Causes of Scaphoid Fractures

Scaphoid fractures may be caused by a fall on an outstretched hand, vehicular accidents, or workplace injuries. Certain sports such as football, snowboarding or soccer may also be a cause of scaphoid fractures.

Signs and Symptoms of Scaphoid Fractures

The common symptoms of a scaphoid fracture include severe pain, swelling, and limited movement of the hand and wrist. Many patients experience pain over the “anatomical snuffbox,” which is located on the top (dorsum) of the wrist, at the base of the thumb.

Diagnosis of Scaphoid Fractures

A preliminary physical examination followed by imaging tests, such as an X-Ray, will be performed to diagnose a fracture and check the alignment of the bones. Sometimes a CT scan may be ordered to gather more details of the fracture, such as damage to soft tissue, nerves or blood vessels. In some cases, a MRI may also be ordered to identify tiny fractures and ligament injuries.

Treatment for Scaphoid Fracture

Your doctor may prescribe analgesics and anti-inflammatory medications to relieve pain and inflammation caused by a scaphoid fracture.

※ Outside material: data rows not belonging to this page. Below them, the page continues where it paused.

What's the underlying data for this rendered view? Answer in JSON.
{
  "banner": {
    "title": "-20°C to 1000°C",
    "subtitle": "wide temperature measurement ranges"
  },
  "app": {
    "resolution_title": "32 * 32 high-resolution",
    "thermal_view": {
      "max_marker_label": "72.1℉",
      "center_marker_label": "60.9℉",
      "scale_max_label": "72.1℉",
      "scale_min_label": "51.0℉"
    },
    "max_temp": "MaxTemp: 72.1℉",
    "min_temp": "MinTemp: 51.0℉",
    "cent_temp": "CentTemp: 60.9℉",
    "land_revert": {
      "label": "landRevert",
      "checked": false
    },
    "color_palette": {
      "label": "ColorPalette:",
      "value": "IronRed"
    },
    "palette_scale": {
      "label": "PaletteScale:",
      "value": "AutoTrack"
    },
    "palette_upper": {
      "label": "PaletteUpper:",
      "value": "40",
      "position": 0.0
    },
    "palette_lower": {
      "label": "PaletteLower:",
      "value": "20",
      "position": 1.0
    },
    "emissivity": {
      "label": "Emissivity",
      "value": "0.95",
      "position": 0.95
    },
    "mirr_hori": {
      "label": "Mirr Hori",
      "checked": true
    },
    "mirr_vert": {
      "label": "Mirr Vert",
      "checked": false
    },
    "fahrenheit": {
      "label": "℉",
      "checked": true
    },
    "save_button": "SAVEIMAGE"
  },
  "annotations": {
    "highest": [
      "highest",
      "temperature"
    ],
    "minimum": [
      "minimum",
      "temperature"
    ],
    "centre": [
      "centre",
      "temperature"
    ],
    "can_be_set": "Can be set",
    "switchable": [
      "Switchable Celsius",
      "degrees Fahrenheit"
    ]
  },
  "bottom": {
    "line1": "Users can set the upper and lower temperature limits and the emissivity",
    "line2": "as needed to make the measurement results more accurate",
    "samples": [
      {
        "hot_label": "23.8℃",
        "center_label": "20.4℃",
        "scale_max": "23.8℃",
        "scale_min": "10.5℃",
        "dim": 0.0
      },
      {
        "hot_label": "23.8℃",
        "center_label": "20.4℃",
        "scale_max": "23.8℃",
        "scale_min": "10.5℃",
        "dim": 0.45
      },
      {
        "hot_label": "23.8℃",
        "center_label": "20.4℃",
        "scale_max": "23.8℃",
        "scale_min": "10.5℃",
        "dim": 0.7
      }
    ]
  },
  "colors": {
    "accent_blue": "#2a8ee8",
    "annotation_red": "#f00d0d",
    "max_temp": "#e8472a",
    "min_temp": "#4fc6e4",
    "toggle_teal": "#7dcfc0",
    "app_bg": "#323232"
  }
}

Fractures that are not displaced can be treated with either a special splint, cast, or brace to hold the wrist and thumb in place. This is called a thumb spica.

Since the bone has a poor blood supply, surgery is often recommended to treat scaphoid fractures. Surgery frequently involves the placement of a screw inside the bone to hold it in place so the body can mend the fracture.